AIM OF THE TASK » Scan the listing below and copy each line holding the word "Forward".

EXERCISE DATA »
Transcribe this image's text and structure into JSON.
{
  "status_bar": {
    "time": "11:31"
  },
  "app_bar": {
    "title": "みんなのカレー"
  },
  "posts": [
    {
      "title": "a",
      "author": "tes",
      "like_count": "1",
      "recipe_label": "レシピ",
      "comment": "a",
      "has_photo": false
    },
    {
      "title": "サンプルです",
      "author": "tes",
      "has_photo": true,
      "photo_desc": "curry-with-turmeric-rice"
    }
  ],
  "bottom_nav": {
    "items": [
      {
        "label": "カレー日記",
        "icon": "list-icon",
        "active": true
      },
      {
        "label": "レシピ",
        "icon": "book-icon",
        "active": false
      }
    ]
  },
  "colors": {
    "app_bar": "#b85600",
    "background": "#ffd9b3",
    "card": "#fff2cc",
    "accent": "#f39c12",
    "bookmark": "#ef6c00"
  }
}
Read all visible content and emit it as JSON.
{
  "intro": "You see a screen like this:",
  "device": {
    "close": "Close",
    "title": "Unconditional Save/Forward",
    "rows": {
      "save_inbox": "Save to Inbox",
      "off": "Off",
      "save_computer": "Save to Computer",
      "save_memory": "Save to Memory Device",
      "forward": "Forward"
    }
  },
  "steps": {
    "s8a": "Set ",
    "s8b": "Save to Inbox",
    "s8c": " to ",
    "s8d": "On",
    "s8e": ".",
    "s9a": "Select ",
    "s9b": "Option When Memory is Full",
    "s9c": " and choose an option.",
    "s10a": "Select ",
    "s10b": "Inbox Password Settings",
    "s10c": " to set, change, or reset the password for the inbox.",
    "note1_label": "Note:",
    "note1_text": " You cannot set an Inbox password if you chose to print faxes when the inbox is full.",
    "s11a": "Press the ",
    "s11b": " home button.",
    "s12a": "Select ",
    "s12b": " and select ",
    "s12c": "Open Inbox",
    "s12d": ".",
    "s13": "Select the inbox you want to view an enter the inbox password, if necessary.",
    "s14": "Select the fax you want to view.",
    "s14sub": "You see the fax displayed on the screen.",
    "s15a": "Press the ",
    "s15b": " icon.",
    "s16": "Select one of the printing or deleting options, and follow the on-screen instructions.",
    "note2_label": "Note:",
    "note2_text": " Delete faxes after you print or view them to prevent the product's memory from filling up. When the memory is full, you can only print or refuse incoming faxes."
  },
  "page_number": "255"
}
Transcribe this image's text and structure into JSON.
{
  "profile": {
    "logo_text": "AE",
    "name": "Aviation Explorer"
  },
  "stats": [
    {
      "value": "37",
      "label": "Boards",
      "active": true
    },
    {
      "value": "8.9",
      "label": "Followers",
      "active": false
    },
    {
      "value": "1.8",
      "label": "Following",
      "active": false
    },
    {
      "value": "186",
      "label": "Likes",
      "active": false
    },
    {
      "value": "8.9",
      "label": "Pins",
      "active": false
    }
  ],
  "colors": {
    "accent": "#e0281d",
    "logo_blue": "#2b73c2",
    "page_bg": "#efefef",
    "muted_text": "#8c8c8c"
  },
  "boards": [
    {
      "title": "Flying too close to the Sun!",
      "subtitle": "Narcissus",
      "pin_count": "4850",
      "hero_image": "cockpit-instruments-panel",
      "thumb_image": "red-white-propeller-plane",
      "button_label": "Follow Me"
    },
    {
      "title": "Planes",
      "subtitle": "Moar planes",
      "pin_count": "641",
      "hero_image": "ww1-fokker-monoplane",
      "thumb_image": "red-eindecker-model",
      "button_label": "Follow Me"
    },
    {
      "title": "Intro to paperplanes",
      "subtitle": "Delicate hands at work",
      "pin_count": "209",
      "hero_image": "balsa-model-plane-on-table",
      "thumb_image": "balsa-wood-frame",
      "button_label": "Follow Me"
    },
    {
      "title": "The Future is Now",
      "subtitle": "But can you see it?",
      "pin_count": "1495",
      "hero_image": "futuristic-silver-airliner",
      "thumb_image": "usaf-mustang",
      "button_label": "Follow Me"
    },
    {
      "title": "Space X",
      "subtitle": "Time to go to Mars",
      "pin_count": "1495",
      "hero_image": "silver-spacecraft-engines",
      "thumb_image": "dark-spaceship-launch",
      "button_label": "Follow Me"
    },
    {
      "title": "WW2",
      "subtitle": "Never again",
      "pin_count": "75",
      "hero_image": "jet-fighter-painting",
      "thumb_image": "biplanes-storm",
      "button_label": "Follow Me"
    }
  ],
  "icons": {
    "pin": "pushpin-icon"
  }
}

OUTPUT FOR THIS EXERCISE »
    "title": "Unconditional Save/Forward",
      "forward": "Forward"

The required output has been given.